» **Exercise details**
Look through the records, and wherever the string "title" turns up, copy out that line.

» **Extracted material**
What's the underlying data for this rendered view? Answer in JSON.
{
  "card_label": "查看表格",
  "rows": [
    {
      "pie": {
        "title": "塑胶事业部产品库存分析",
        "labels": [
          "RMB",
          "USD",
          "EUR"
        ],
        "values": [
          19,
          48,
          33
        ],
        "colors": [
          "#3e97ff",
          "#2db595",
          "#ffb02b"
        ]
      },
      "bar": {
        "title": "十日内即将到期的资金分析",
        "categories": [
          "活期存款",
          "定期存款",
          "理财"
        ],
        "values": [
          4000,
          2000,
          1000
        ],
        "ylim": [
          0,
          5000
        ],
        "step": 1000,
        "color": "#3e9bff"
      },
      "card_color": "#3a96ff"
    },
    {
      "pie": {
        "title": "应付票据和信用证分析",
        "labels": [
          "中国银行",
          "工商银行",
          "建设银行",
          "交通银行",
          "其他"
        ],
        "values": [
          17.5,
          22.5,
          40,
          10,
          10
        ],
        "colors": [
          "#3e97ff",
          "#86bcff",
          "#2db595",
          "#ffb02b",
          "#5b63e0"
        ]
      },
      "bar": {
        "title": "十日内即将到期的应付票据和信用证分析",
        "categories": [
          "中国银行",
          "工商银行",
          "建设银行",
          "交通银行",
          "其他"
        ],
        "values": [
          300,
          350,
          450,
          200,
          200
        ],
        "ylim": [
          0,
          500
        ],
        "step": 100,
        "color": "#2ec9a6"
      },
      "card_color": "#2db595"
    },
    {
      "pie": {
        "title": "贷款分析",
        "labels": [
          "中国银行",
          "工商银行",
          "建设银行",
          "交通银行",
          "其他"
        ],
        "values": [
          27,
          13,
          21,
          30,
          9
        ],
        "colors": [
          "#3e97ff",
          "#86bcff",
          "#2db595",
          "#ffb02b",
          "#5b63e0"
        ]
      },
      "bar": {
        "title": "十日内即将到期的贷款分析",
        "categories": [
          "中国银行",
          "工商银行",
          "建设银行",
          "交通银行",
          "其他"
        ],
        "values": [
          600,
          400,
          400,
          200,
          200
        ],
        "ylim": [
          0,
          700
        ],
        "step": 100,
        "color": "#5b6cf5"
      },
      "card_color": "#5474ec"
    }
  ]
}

» **Reply**
        "title": "塑胶事业部产品库存分析",
        "title": "十日内即将到期的资金分析",
        "title": "应付票据和信用证分析",
        "title": "十日内即将到期的应付票据和信用证分析",
        "title": "贷款分析",
        "title": "十日内即将到期的贷款分析",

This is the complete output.